[Excerpts from an interface dataset]
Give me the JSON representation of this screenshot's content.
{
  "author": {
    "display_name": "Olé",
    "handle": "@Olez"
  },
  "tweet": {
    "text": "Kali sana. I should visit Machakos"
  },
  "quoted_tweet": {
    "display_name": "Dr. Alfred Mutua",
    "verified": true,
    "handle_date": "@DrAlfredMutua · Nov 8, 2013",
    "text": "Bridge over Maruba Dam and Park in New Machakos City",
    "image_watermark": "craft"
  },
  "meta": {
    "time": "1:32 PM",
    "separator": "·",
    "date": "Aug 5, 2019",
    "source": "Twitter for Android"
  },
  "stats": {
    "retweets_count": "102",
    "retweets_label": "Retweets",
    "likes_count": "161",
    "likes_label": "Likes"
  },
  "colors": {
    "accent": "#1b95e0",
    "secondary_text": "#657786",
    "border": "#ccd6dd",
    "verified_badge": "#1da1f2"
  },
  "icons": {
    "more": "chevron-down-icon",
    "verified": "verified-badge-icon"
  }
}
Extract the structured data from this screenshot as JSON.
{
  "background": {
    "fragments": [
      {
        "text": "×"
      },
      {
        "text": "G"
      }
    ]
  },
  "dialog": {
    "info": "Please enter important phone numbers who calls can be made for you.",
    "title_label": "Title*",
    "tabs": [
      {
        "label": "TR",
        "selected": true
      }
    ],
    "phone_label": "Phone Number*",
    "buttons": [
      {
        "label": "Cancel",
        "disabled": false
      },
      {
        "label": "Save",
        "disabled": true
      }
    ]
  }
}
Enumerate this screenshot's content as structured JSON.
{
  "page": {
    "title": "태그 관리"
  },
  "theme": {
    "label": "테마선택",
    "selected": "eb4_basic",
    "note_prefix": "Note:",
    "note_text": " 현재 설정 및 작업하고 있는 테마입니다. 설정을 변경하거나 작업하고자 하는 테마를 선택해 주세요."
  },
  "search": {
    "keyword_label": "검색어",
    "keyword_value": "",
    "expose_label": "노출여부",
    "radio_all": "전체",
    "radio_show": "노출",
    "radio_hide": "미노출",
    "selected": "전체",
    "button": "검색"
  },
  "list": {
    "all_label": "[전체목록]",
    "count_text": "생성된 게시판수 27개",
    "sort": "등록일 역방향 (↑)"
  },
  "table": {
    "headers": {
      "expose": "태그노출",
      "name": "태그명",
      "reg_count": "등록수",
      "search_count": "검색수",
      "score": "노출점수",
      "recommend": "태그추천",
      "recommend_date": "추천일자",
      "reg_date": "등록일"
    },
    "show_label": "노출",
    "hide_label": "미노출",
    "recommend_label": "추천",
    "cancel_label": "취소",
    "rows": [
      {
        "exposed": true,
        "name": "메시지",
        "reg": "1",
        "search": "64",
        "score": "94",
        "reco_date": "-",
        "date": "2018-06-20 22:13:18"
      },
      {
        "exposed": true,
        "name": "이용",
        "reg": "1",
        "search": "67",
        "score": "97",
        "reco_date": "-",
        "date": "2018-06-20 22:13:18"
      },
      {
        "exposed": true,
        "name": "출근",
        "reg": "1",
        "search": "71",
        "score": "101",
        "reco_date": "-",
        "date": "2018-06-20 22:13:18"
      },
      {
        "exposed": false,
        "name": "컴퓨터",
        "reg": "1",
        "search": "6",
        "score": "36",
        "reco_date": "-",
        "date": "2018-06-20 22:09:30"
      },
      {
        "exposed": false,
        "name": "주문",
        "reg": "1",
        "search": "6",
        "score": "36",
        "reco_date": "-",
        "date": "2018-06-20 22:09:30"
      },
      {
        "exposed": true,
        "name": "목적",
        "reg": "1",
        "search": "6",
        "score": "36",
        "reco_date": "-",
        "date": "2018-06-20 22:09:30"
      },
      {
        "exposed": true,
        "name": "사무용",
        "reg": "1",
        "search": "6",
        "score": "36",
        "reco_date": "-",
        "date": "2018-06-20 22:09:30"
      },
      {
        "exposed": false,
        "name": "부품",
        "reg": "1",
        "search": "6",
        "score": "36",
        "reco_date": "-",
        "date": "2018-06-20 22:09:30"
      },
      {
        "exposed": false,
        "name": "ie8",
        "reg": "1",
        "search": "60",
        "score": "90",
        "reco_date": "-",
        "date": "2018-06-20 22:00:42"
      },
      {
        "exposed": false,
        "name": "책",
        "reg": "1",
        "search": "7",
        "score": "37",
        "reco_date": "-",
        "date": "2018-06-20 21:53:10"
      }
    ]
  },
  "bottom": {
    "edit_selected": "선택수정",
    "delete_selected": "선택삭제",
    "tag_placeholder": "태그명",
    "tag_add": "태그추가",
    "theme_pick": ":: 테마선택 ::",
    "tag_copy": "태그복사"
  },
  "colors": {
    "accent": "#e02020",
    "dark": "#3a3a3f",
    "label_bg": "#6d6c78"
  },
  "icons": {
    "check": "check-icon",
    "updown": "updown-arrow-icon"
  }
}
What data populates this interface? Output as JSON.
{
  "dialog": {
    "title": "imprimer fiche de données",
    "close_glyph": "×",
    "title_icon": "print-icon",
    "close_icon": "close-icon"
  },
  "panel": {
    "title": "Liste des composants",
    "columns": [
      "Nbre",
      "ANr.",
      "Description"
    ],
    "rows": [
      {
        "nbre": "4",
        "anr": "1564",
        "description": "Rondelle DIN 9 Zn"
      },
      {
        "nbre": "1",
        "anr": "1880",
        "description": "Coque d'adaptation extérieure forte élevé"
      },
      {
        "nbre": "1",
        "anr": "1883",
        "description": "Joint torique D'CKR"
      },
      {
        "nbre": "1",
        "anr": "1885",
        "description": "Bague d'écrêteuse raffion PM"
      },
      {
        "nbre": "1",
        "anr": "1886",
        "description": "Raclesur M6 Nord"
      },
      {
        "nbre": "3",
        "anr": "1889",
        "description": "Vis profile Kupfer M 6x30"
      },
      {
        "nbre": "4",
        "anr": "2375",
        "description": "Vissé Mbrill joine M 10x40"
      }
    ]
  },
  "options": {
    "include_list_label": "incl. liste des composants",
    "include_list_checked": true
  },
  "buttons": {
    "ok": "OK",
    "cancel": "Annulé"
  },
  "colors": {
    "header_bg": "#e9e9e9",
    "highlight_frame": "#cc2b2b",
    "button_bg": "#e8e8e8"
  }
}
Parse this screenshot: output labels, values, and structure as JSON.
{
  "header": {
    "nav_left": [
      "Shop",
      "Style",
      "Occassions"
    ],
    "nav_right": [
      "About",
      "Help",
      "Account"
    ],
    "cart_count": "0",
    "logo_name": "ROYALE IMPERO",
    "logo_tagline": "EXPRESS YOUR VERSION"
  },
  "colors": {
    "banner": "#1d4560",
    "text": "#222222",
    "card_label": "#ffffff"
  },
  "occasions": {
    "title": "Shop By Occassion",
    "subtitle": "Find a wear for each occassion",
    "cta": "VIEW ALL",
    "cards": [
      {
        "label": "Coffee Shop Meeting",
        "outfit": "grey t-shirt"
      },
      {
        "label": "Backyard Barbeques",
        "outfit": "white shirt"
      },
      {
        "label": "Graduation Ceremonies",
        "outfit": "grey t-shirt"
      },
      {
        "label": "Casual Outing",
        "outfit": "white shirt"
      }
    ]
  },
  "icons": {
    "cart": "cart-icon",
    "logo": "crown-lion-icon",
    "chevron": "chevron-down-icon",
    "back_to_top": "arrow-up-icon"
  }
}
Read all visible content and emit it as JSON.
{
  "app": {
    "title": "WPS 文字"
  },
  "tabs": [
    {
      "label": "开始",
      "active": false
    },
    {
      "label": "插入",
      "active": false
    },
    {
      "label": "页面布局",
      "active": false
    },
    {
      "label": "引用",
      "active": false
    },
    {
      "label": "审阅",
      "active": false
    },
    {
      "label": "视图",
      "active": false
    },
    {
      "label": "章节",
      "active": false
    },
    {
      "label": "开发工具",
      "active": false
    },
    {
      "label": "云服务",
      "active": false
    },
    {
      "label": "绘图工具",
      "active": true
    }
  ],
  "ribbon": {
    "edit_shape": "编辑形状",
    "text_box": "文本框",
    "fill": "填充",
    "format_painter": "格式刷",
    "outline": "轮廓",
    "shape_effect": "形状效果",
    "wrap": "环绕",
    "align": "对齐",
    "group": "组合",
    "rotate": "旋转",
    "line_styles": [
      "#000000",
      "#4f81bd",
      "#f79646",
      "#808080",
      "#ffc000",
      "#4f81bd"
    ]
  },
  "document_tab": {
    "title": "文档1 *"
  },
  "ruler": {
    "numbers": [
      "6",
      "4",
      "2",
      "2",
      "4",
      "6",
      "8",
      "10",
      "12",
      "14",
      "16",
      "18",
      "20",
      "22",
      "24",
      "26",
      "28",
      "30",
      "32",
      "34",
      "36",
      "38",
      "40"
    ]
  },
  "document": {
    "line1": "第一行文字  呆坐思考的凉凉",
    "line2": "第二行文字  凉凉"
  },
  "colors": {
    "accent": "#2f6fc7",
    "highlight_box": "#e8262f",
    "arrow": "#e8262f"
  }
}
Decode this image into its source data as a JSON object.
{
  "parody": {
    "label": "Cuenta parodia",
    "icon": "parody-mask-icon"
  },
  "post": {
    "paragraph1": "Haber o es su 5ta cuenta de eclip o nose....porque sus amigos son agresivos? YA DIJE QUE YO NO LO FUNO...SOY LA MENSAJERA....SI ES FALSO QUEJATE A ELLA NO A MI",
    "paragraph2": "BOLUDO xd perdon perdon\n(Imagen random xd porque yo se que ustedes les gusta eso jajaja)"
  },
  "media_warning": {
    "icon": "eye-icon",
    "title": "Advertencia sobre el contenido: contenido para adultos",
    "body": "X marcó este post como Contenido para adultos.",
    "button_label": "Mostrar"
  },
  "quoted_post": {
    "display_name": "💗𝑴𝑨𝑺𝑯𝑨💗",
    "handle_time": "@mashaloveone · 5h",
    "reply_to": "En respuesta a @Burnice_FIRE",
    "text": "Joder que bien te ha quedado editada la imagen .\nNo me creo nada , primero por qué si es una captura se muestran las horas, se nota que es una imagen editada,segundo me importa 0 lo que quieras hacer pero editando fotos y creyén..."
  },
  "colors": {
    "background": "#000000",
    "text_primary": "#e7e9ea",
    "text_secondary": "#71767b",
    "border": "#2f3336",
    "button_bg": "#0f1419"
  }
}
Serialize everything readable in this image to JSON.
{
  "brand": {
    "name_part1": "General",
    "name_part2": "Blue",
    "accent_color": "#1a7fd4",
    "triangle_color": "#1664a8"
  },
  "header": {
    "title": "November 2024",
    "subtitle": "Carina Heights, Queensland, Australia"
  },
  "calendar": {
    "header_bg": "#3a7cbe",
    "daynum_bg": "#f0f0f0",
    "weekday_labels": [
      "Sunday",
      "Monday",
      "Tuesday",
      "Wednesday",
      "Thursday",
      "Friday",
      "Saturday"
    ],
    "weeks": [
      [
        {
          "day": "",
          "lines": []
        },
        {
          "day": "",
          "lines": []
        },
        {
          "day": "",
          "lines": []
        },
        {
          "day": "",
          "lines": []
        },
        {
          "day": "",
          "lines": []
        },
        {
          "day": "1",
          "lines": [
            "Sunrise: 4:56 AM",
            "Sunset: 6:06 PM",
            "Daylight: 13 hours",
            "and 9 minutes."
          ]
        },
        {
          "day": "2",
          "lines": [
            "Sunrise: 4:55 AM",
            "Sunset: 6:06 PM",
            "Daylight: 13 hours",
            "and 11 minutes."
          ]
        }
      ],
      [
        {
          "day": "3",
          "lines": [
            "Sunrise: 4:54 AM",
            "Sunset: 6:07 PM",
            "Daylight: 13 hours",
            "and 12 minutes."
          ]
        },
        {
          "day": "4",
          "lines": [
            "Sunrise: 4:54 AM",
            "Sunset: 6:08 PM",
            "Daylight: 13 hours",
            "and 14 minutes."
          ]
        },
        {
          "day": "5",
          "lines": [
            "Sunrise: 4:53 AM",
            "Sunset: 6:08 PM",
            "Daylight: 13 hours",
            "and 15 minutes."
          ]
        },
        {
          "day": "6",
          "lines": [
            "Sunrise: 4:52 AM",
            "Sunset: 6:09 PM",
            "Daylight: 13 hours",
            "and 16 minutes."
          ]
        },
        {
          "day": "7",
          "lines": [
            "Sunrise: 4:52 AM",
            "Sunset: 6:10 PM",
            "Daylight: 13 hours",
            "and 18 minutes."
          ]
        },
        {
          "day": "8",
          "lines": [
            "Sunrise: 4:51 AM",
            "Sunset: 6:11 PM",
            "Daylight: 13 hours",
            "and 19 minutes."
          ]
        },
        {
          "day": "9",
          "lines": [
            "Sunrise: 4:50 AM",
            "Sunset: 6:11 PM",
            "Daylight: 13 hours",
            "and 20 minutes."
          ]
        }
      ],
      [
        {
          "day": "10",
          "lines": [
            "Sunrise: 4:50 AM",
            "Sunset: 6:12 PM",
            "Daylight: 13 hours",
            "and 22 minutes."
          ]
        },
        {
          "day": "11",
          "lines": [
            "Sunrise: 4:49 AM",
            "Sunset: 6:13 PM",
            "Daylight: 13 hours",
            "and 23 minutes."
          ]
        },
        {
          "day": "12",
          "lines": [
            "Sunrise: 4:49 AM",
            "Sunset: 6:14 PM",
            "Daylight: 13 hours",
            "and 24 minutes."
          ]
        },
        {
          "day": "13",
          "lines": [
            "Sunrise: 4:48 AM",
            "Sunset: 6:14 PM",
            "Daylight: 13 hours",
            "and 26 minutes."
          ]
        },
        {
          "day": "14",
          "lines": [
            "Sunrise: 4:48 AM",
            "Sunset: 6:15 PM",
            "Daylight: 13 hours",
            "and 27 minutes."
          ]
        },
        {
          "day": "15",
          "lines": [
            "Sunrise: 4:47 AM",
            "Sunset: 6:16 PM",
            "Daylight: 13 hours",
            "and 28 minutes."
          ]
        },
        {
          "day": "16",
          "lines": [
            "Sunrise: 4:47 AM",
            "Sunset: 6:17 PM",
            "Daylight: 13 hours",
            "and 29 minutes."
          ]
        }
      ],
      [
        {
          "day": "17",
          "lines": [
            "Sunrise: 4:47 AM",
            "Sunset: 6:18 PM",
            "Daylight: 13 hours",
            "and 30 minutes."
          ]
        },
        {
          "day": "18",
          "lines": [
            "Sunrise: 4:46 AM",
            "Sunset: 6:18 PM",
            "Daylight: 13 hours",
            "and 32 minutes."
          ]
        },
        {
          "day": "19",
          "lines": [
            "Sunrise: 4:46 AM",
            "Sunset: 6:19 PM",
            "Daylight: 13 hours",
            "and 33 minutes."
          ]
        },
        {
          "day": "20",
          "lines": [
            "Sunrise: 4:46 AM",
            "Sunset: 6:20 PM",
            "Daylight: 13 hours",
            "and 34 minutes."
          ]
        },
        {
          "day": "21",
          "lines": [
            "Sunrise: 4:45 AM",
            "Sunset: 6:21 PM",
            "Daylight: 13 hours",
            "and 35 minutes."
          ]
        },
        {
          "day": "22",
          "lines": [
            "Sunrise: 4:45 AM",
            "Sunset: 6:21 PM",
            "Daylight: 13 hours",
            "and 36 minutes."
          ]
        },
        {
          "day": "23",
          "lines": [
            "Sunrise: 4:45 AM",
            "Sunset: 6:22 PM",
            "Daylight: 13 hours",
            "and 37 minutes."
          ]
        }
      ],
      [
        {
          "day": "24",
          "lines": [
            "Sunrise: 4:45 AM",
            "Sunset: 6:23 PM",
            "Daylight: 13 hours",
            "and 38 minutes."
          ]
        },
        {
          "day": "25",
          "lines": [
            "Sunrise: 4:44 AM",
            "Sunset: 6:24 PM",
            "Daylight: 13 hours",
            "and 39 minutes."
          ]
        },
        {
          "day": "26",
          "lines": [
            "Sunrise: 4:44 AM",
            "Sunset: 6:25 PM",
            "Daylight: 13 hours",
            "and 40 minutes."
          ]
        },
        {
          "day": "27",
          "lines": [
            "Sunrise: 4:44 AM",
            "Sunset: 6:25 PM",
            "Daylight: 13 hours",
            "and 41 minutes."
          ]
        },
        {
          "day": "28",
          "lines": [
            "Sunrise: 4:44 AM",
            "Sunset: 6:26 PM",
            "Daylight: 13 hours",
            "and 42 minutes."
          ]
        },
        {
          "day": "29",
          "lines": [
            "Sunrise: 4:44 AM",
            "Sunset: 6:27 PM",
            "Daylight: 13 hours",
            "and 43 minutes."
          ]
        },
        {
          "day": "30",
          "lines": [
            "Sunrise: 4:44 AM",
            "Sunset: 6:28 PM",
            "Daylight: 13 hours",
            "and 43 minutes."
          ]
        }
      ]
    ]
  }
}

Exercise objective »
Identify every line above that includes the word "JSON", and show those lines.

Exercise answer »
Give me the JSON representation of this screenshot's content.
Extract the structured data from this screenshot as JSON.
Enumerate this screenshot's content as structured JSON.
What data populates this interface? Output as JSON.
Parse this screenshot: output labels, values, and structure as JSON.
Read all visible content and emit it as JSON.
Decode this image into its source data as a JSON object.
Serialize everything readable in this image to JSON.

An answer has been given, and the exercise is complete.